Sensory input from the foot as well as all other body parts results in activation of sensory cortex.

It is well known that the cortical body map is experienced-dependant and can rapidly change in response to changes in activity and sensory input from the periphery [10-12]. Increased activity and sensory input from the hand results in expansion of the cortical hand representation [13-15], while decreased sensory input, for instance by anaesthesia, amputation or nerve injury, results in shrinkage of the cortical hand representation [16-21]. Due to the constant ongoing "cortical competition" between body parts the adjacent cortical areas expand and take over the silent area, deprived of sensory input.

The investigators have recently described striking examples of such rapid cortical re-organisations induced by selective cutaneous anaesthesia of the forearm: application of EMLA cream to the volar aspect of the forearm results in improved sensory functions of the hand [18] linked to expansion of the hand representational area in sensory cortex . In analogy, EMLA application to the lower leg in healthy controls results in improved sensory functions in the sole of the foot linked to expansion of the foot representational area in sensory cortex.

To test the hypothesis that EMLA application to the lower leg of diabetic patients will result in improved sensory functions in the sole of the foot as well as expansion of the foot representation in sensory cortex. The investigators hypothesize that repeated applications of EMLA will result in a long lasting sensibility improvement.

Not Provided
Interventional
Phase 3
Allocation: Randomized
Endpoint Classification: Efficacy Study
Intervention Model: Parallel Assignment
Masking: Double Blind (Subject, Investigator, Outcomes Assessor)
Primary Purpose: Treatment
Diabetes Mellitus
  • Drug: EMLA cream
    The study subjects are treated either by 50 g of a local anesthetic agent containing 2.5% Lidocaine and 2.5% Prilocaine (EMLA®, AstraZeneca - Södertälje, Sweden) or a placebo cream, applied to the lower leg. The cream is applied under occlusive bandage (plastic foam and a tube) for 1.5 hours circumferential to the lower leg 10-12 cm distally of the tibial tuberosity and the malleolus at ankle level. Administration of the treatment cream as well as removal after 1,5 hour and at sensory assessment after 1.5 hour and 24 hours, and interviewing the patient about subjective experience from the treatment are performed by an independent research nurse, not involved in the sensory assessment.
  • Drug: EMLA cream
    50g applied according to description of intervention
  • Experimental: EMLA cream
    Interventions:
    • Drug: EMLA cream
    • Drug: EMLA cream
  • Placebo Comparator: Placebo cream
    A placebo cream identical in appearance and consistency to the experimental cream
    Intervention: Drug: EMLA cream
Lundborg GN, Björkman AC, Rosén BN, Nilsson JA, Dahlin LB. Cutaneous anaesthesia of the lower leg can improve sensibility in the diabetic foot. A double-blind, randomized clinical trial. Diabet Med. 2010 Jul;27(7):823-9. doi: 10.1111/j.1464-5491.2010.03014.x.

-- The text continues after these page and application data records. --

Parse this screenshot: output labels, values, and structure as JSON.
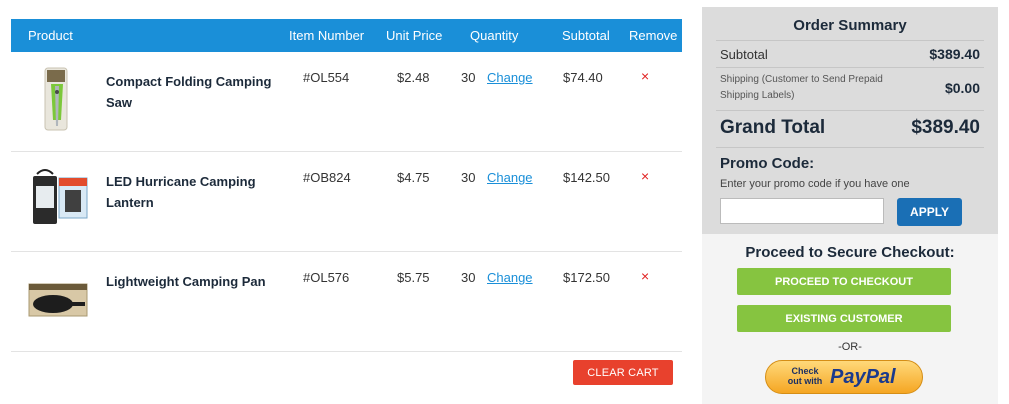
{
  "cart": {
    "headers": {
      "product": "Product",
      "item_number": "Item Number",
      "unit_price": "Unit Price",
      "quantity": "Quantity",
      "subtotal": "Subtotal",
      "remove": "Remove"
    },
    "rows": [
      {
        "name": "Compact Folding Camping Saw",
        "item": "#OL554",
        "price": "$2.48",
        "qty": "30",
        "change": "Change",
        "subtotal": "$74.40",
        "remove": "×",
        "thumb_icon": "folding-saw-icon"
      },
      {
        "name": "LED Hurricane Camping Lantern",
        "item": "#OB824",
        "price": "$4.75",
        "qty": "30",
        "change": "Change",
        "subtotal": "$142.50",
        "remove": "×",
        "thumb_icon": "lantern-icon"
      },
      {
        "name": "Lightweight Camping Pan",
        "item": "#OL576",
        "price": "$5.75",
        "qty": "30",
        "change": "Change",
        "subtotal": "$172.50",
        "remove": "×",
        "thumb_icon": "pan-icon"
      }
    ],
    "clear_label": "CLEAR CART"
  },
  "summary": {
    "title": "Order Summary",
    "subtotal_label": "Subtotal",
    "subtotal_value": "$389.40",
    "shipping_label": "Shipping (Customer to Send Prepaid Shipping Labels)",
    "shipping_value": "$0.00",
    "grand_label": "Grand Total",
    "grand_value": "$389.40",
    "promo_title": "Promo Code:",
    "promo_desc": "Enter your promo code if you have one",
    "promo_value": "",
    "apply_label": "APPLY"
  },
  "checkout": {
    "title": "Proceed to Secure Checkout:",
    "proceed_label": "PROCEED TO CHECKOUT",
    "existing_label": "EXISTING CUSTOMER",
    "or_text": "-OR-",
    "paypal_small": "Check out with",
    "paypal_logo": "PayPal"
  },
  "colors": {
    "header_blue": "#1a8fd8",
    "clear_red": "#e8412d",
    "checkout_green": "#86c440",
    "apply_blue": "#1a6fb5"
  }
}
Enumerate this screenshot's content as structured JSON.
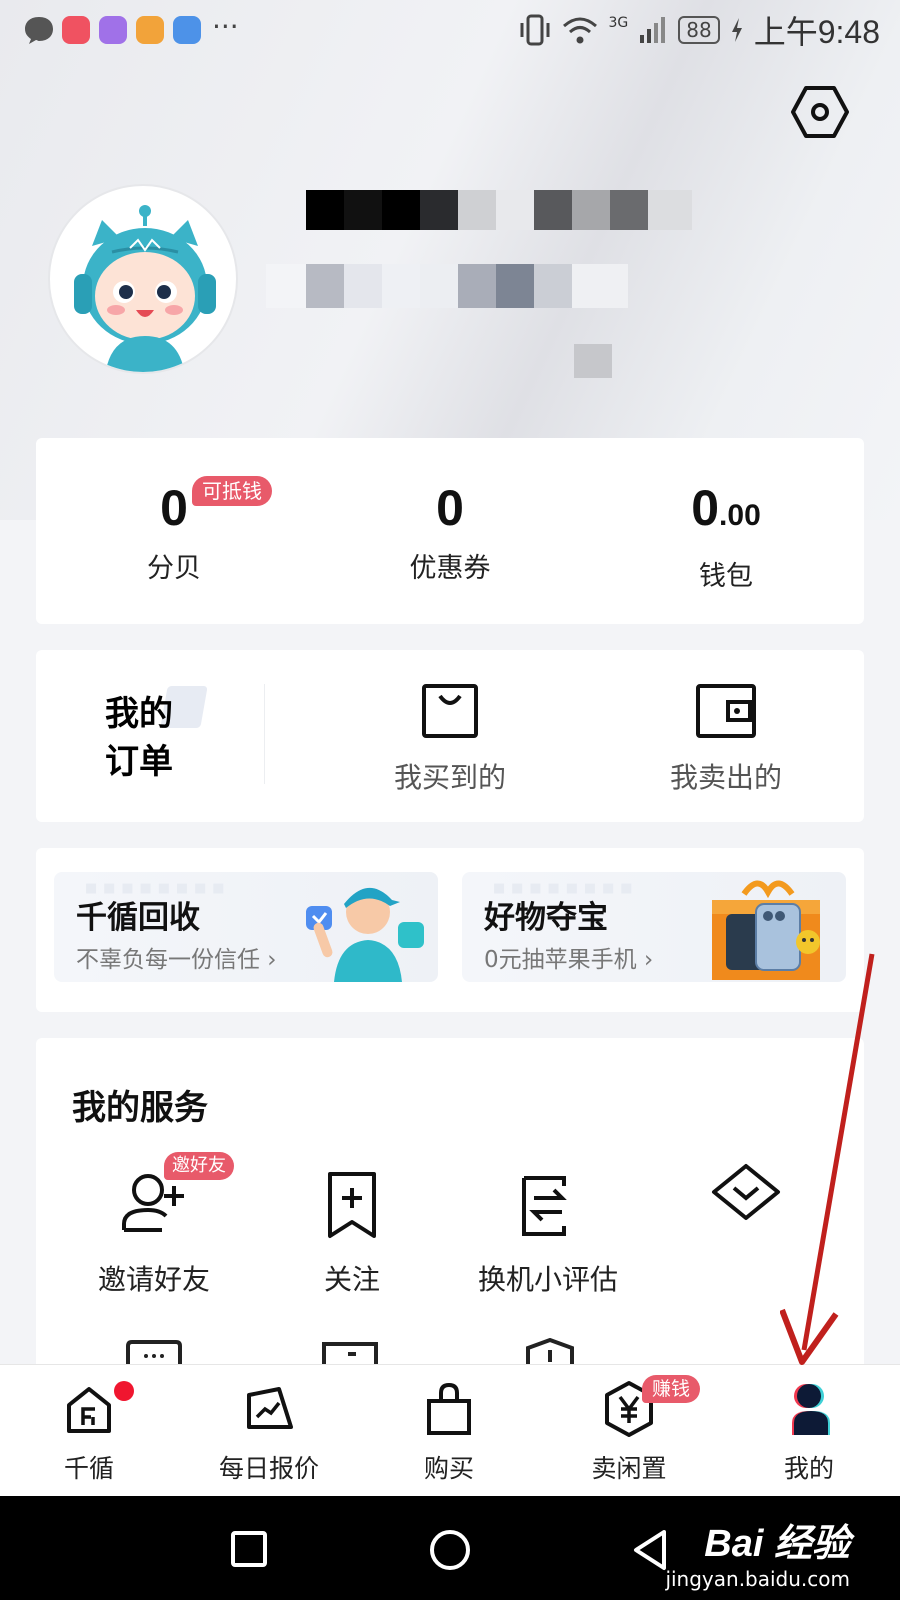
{
  "status_bar": {
    "battery": "88",
    "network": "3G",
    "time": "上午9:48",
    "more": "···"
  },
  "profile": {
    "settings_icon": "hexagon-gear-icon"
  },
  "assets": {
    "fenbei": {
      "value": "0",
      "label": "分贝",
      "badge": "可抵钱"
    },
    "coupon": {
      "value": "0",
      "label": "优惠券"
    },
    "wallet": {
      "value_int": "0",
      "value_dec": ".00",
      "label": "钱包"
    }
  },
  "orders": {
    "title_line1": "我的",
    "title_line2": "订单",
    "bought": "我买到的",
    "sold": "我卖出的"
  },
  "promos": [
    {
      "title": "千循回收",
      "subtitle": "不辜负每一份信任 ›"
    },
    {
      "title": "好物夺宝",
      "subtitle": "0元抽苹果手机 ›"
    }
  ],
  "services": {
    "title": "我的服务",
    "invite_badge": "邀好友",
    "items": [
      {
        "label": "邀请好友"
      },
      {
        "label": "关注"
      },
      {
        "label": "换机小评估"
      },
      {
        "label": ""
      }
    ]
  },
  "tabs": {
    "items": [
      {
        "label": "千循"
      },
      {
        "label": "每日报价"
      },
      {
        "label": "购买"
      },
      {
        "label": "卖闲置"
      },
      {
        "label": "我的"
      }
    ],
    "sell_badge": "赚钱"
  },
  "watermark": {
    "brand": "Bai 经验",
    "url": "jingyan.baidu.com"
  },
  "colors": {
    "badge": "#e85a6a",
    "arrow": "#c0201d",
    "notify_dot": "#f0162f"
  }
}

*   Includes publications given by the data provider as well as publications identified by ClinicalTrials.gov Identifier (NCT Number) in Medline.
 
Completed
32
January 2010
January 2010   (final data collection date for primary outcome measure)

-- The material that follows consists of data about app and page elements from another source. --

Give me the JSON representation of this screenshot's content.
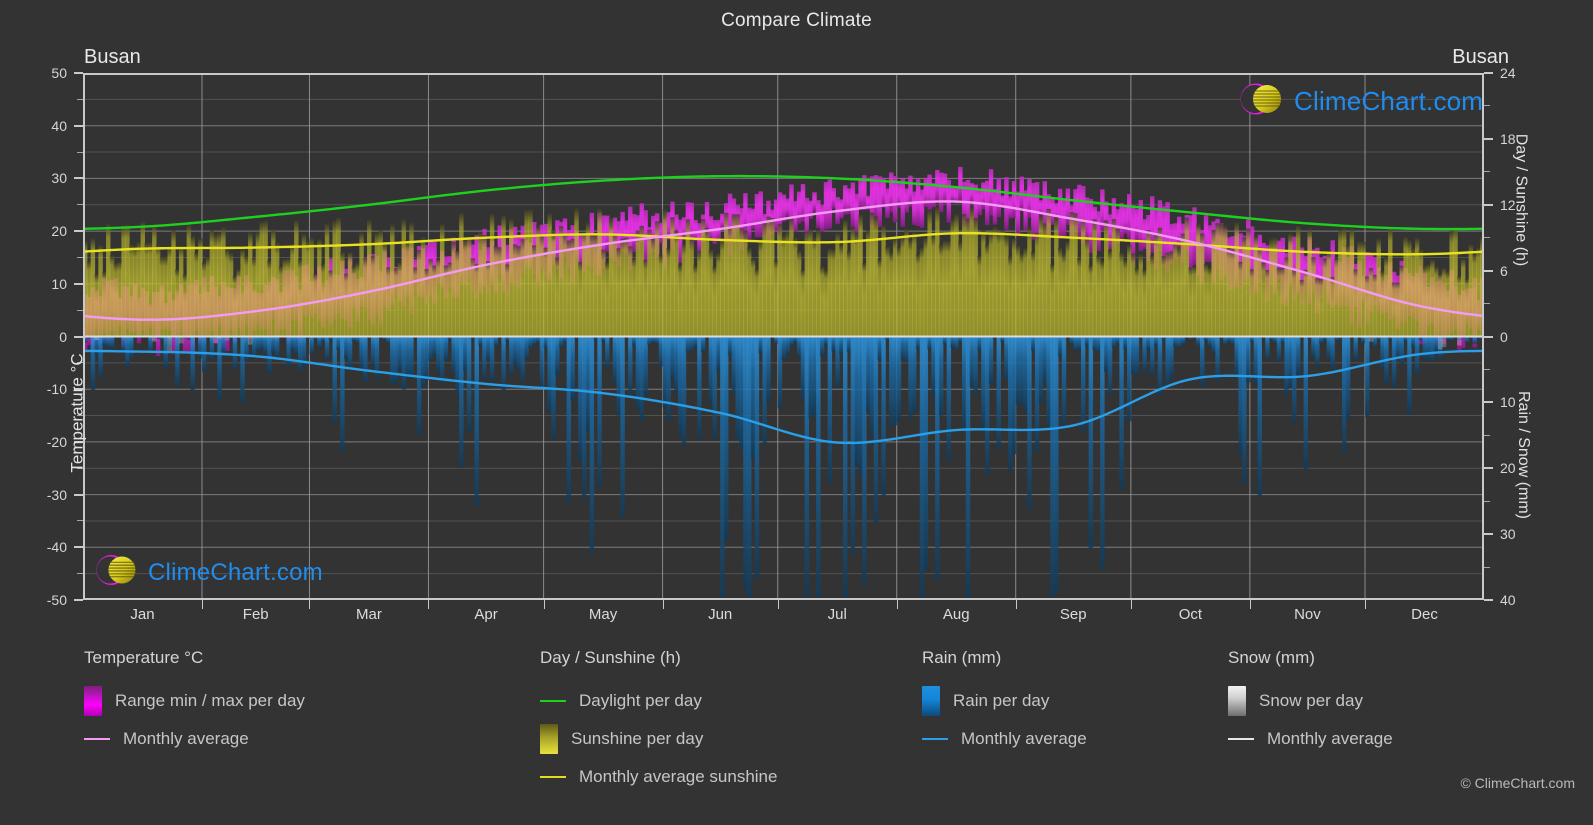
{
  "header": {
    "title": "Compare Climate",
    "city_left": "Busan",
    "city_right": "Busan"
  },
  "axes": {
    "left_title": "Temperature °C",
    "left_ticks": [
      "50",
      "40",
      "30",
      "20",
      "10",
      "0",
      "-10",
      "-20",
      "-30",
      "-40",
      "-50"
    ],
    "right_top_title": "Day / Sunshine (h)",
    "right_top_ticks": [
      "24",
      "18",
      "12",
      "6",
      "0"
    ],
    "right_bottom_title": "Rain / Snow (mm)",
    "right_bottom_ticks": [
      "0",
      "10",
      "20",
      "30",
      "40"
    ],
    "x_ticks": [
      "Jan",
      "Feb",
      "Mar",
      "Apr",
      "May",
      "Jun",
      "Jul",
      "Aug",
      "Sep",
      "Oct",
      "Nov",
      "Dec"
    ]
  },
  "legend": {
    "groups": [
      {
        "heading": "Temperature °C",
        "items": [
          {
            "label": "Range min / max per day",
            "marker": "box",
            "style": "sw-temp"
          },
          {
            "label": "Monthly average",
            "marker": "line",
            "color": "#f49cf4"
          }
        ]
      },
      {
        "heading": "Day / Sunshine (h)",
        "items": [
          {
            "label": "Daylight per day",
            "marker": "line",
            "color": "#1fd11f"
          },
          {
            "label": "Sunshine per day",
            "marker": "box",
            "style": "sw-sun"
          },
          {
            "label": "Monthly average sunshine",
            "marker": "line",
            "color": "#dede1e"
          }
        ]
      },
      {
        "heading": "Rain (mm)",
        "items": [
          {
            "label": "Rain per day",
            "marker": "box",
            "style": "sw-rain"
          },
          {
            "label": "Monthly average",
            "marker": "line",
            "color": "#2b9fe8"
          }
        ]
      },
      {
        "heading": "Snow (mm)",
        "items": [
          {
            "label": "Snow per day",
            "marker": "box",
            "style": "sw-snow"
          },
          {
            "label": "Monthly average",
            "marker": "line",
            "color": "#e6e6e6"
          }
        ]
      }
    ]
  },
  "watermark": {
    "text": "ClimeChart.com",
    "copyright": "© ClimeChart.com"
  },
  "colors": {
    "background": "#333333",
    "grid": "#8e8e8e",
    "temp_range": "#ff00ff",
    "temp_avg": "#f49cf4",
    "daylight": "#1fd11f",
    "sunshine": "#d8d62e",
    "sunshine_avg": "#e8e320",
    "rain": "#1f8fe0",
    "rain_avg": "#2b9fe8",
    "snow": "#dedede",
    "text": "#d6d6d6"
  },
  "chart_data": {
    "type": "area",
    "title": "Compare Climate",
    "subtitle": "Busan",
    "xlabel": "",
    "ylabel": "Temperature °C",
    "ylim": [
      -50,
      50
    ],
    "y2lim_top": [
      0,
      24
    ],
    "y2lim_bottom": [
      0,
      40
    ],
    "grid": true,
    "legend_position": "bottom",
    "categories": [
      "Jan",
      "Feb",
      "Mar",
      "Apr",
      "May",
      "Jun",
      "Jul",
      "Aug",
      "Sep",
      "Oct",
      "Nov",
      "Dec"
    ],
    "series": [
      {
        "name": "Monthly average temperature (°C)",
        "unit": "°C",
        "color": "#f49cf4",
        "values": [
          3.2,
          4.8,
          8.5,
          13.6,
          17.5,
          20.4,
          23.8,
          25.6,
          22.3,
          18.0,
          12.0,
          5.6
        ]
      },
      {
        "name": "Daily maximum temperature (°C)",
        "unit": "°C",
        "color": "#ff00ff",
        "values": [
          8.5,
          10.2,
          13.8,
          18.6,
          22.0,
          24.5,
          27.6,
          29.8,
          26.5,
          22.8,
          17.0,
          11.0
        ]
      },
      {
        "name": "Daily minimum temperature (°C)",
        "unit": "°C",
        "color": "#a000a0",
        "values": [
          -1.0,
          0.4,
          4.2,
          9.4,
          14.0,
          17.8,
          21.8,
          23.2,
          19.0,
          13.4,
          7.0,
          1.0
        ]
      },
      {
        "name": "Daylight per day (h)",
        "unit": "h",
        "color": "#1fd11f",
        "values": [
          10.0,
          10.9,
          12.0,
          13.3,
          14.2,
          14.6,
          14.4,
          13.6,
          12.4,
          11.3,
          10.3,
          9.8
        ]
      },
      {
        "name": "Monthly average sunshine (h)",
        "unit": "h",
        "color": "#e8e320",
        "values": [
          8.0,
          8.1,
          8.4,
          9.0,
          9.3,
          8.8,
          8.6,
          9.4,
          9.0,
          8.4,
          7.7,
          7.5
        ]
      },
      {
        "name": "Monthly average rain (mm)",
        "unit": "mm",
        "color": "#2b9fe8",
        "values": [
          2.3,
          3.0,
          5.2,
          7.2,
          8.6,
          11.6,
          16.1,
          14.2,
          13.5,
          6.5,
          6.0,
          2.6
        ]
      },
      {
        "name": "Monthly average snow (mm)",
        "unit": "mm",
        "color": "#e6e6e6",
        "values": [
          0.2,
          0.1,
          0.0,
          0.0,
          0.0,
          0.0,
          0.0,
          0.0,
          0.0,
          0.0,
          0.0,
          0.1
        ]
      }
    ]
  }
}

Inclusion Criteria:

  • Adult patients (18-75 years) suffering from diabetes with subjective sensory impairment in the sole of the foot.

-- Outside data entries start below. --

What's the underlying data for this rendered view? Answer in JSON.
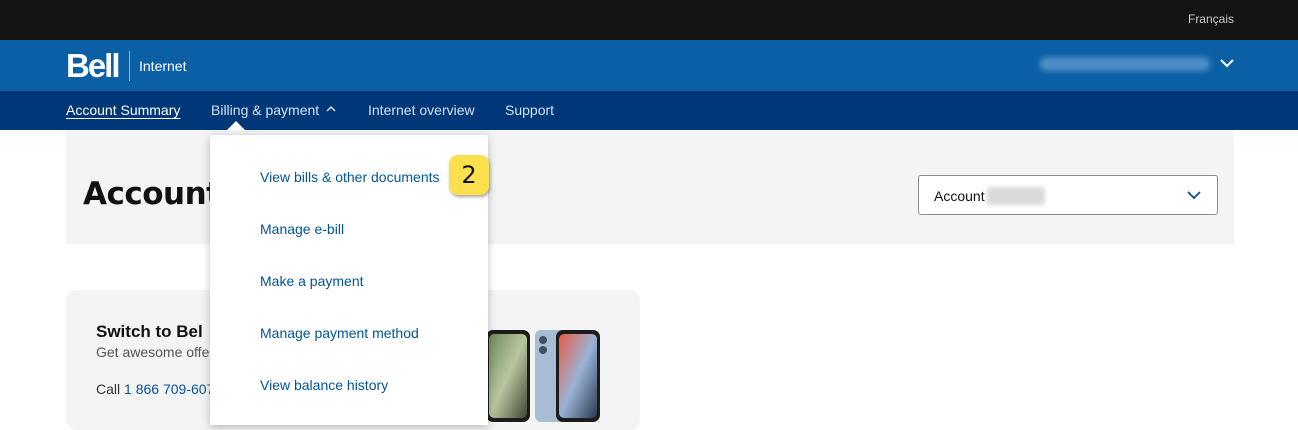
{
  "topbar": {
    "language_link": "Français"
  },
  "header": {
    "logo": "Bell",
    "product": "Internet",
    "account_email": ""
  },
  "nav": {
    "items": [
      {
        "label": "Account Summary",
        "active": true
      },
      {
        "label": "Billing & payment",
        "expanded": true
      },
      {
        "label": "Internet overview"
      },
      {
        "label": "Support"
      }
    ]
  },
  "hero": {
    "title": "Account",
    "account_select_label": "Account"
  },
  "billing_menu": {
    "items": [
      "View bills & other documents",
      "Manage e-bill",
      "Make a payment",
      "Manage payment method",
      "View balance history"
    ]
  },
  "step_badge": "2",
  "promo": {
    "title": "Switch to Bel",
    "subtitle": "Get awesome offe",
    "call_prefix": "Call ",
    "phone": "1 866 709-607"
  },
  "colors": {
    "topbar": "#141414",
    "header_blue": "#0b5fa5",
    "nav_navy": "#003778",
    "link_blue": "#00549a",
    "badge_yellow": "#fde04e"
  }
}
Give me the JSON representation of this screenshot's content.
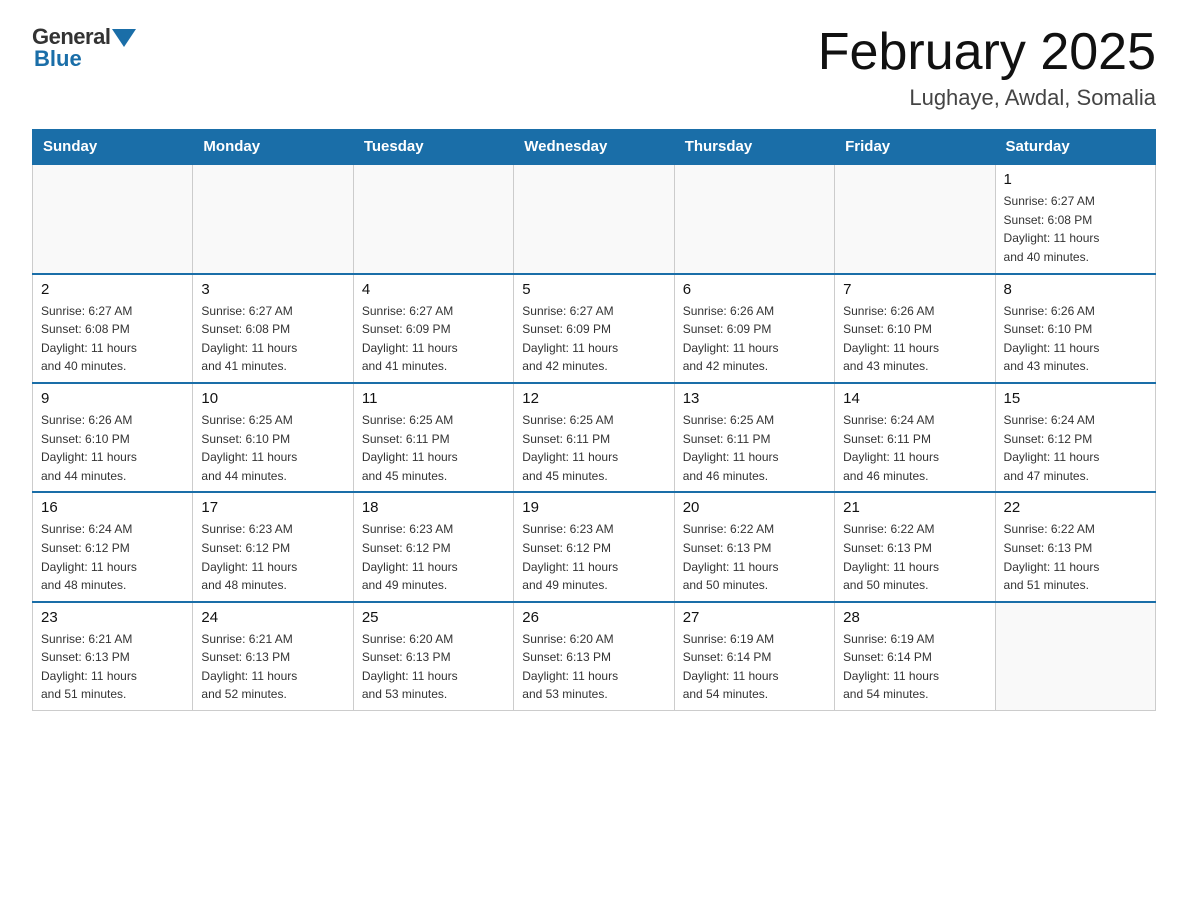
{
  "header": {
    "logo_general": "General",
    "logo_blue": "Blue",
    "title": "February 2025",
    "location": "Lughaye, Awdal, Somalia"
  },
  "weekdays": [
    "Sunday",
    "Monday",
    "Tuesday",
    "Wednesday",
    "Thursday",
    "Friday",
    "Saturday"
  ],
  "weeks": [
    [
      {
        "day": "",
        "info": ""
      },
      {
        "day": "",
        "info": ""
      },
      {
        "day": "",
        "info": ""
      },
      {
        "day": "",
        "info": ""
      },
      {
        "day": "",
        "info": ""
      },
      {
        "day": "",
        "info": ""
      },
      {
        "day": "1",
        "info": "Sunrise: 6:27 AM\nSunset: 6:08 PM\nDaylight: 11 hours\nand 40 minutes."
      }
    ],
    [
      {
        "day": "2",
        "info": "Sunrise: 6:27 AM\nSunset: 6:08 PM\nDaylight: 11 hours\nand 40 minutes."
      },
      {
        "day": "3",
        "info": "Sunrise: 6:27 AM\nSunset: 6:08 PM\nDaylight: 11 hours\nand 41 minutes."
      },
      {
        "day": "4",
        "info": "Sunrise: 6:27 AM\nSunset: 6:09 PM\nDaylight: 11 hours\nand 41 minutes."
      },
      {
        "day": "5",
        "info": "Sunrise: 6:27 AM\nSunset: 6:09 PM\nDaylight: 11 hours\nand 42 minutes."
      },
      {
        "day": "6",
        "info": "Sunrise: 6:26 AM\nSunset: 6:09 PM\nDaylight: 11 hours\nand 42 minutes."
      },
      {
        "day": "7",
        "info": "Sunrise: 6:26 AM\nSunset: 6:10 PM\nDaylight: 11 hours\nand 43 minutes."
      },
      {
        "day": "8",
        "info": "Sunrise: 6:26 AM\nSunset: 6:10 PM\nDaylight: 11 hours\nand 43 minutes."
      }
    ],
    [
      {
        "day": "9",
        "info": "Sunrise: 6:26 AM\nSunset: 6:10 PM\nDaylight: 11 hours\nand 44 minutes."
      },
      {
        "day": "10",
        "info": "Sunrise: 6:25 AM\nSunset: 6:10 PM\nDaylight: 11 hours\nand 44 minutes."
      },
      {
        "day": "11",
        "info": "Sunrise: 6:25 AM\nSunset: 6:11 PM\nDaylight: 11 hours\nand 45 minutes."
      },
      {
        "day": "12",
        "info": "Sunrise: 6:25 AM\nSunset: 6:11 PM\nDaylight: 11 hours\nand 45 minutes."
      },
      {
        "day": "13",
        "info": "Sunrise: 6:25 AM\nSunset: 6:11 PM\nDaylight: 11 hours\nand 46 minutes."
      },
      {
        "day": "14",
        "info": "Sunrise: 6:24 AM\nSunset: 6:11 PM\nDaylight: 11 hours\nand 46 minutes."
      },
      {
        "day": "15",
        "info": "Sunrise: 6:24 AM\nSunset: 6:12 PM\nDaylight: 11 hours\nand 47 minutes."
      }
    ],
    [
      {
        "day": "16",
        "info": "Sunrise: 6:24 AM\nSunset: 6:12 PM\nDaylight: 11 hours\nand 48 minutes."
      },
      {
        "day": "17",
        "info": "Sunrise: 6:23 AM\nSunset: 6:12 PM\nDaylight: 11 hours\nand 48 minutes."
      },
      {
        "day": "18",
        "info": "Sunrise: 6:23 AM\nSunset: 6:12 PM\nDaylight: 11 hours\nand 49 minutes."
      },
      {
        "day": "19",
        "info": "Sunrise: 6:23 AM\nSunset: 6:12 PM\nDaylight: 11 hours\nand 49 minutes."
      },
      {
        "day": "20",
        "info": "Sunrise: 6:22 AM\nSunset: 6:13 PM\nDaylight: 11 hours\nand 50 minutes."
      },
      {
        "day": "21",
        "info": "Sunrise: 6:22 AM\nSunset: 6:13 PM\nDaylight: 11 hours\nand 50 minutes."
      },
      {
        "day": "22",
        "info": "Sunrise: 6:22 AM\nSunset: 6:13 PM\nDaylight: 11 hours\nand 51 minutes."
      }
    ],
    [
      {
        "day": "23",
        "info": "Sunrise: 6:21 AM\nSunset: 6:13 PM\nDaylight: 11 hours\nand 51 minutes."
      },
      {
        "day": "24",
        "info": "Sunrise: 6:21 AM\nSunset: 6:13 PM\nDaylight: 11 hours\nand 52 minutes."
      },
      {
        "day": "25",
        "info": "Sunrise: 6:20 AM\nSunset: 6:13 PM\nDaylight: 11 hours\nand 53 minutes."
      },
      {
        "day": "26",
        "info": "Sunrise: 6:20 AM\nSunset: 6:13 PM\nDaylight: 11 hours\nand 53 minutes."
      },
      {
        "day": "27",
        "info": "Sunrise: 6:19 AM\nSunset: 6:14 PM\nDaylight: 11 hours\nand 54 minutes."
      },
      {
        "day": "28",
        "info": "Sunrise: 6:19 AM\nSunset: 6:14 PM\nDaylight: 11 hours\nand 54 minutes."
      },
      {
        "day": "",
        "info": ""
      }
    ]
  ]
}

Exclusion Criteria:

  • Patients with painful neuropathy or established ulcer formation in toes or sole of the foot, known hypersensitivity to local anaesthetics, major vascular reconstructions, communication problems due to severe language problems.
  • Patients with pacemakers or magnetic implants or suffering from claustrophobia will not be subjected to fMRI-investigation.
Both
18 Years to 75 Years
No
Contact information is only displayed when the study is recruiting subjects
Sweden
 
NCT00959595
2008-001834-29
Yes
Goran Lundborg, Lund University Hospital
Lund University Hospital
Not Provided
Principal Investigator: Göran Lundborg, Professor Dpt of Hand Surgery, Malmö University Hospital, Lund University, Sweden
Lund University Hospital
December 2013

ICMJE     Data element required by the International Committee of Medical Journal Editors and the World Health Organization ICTRP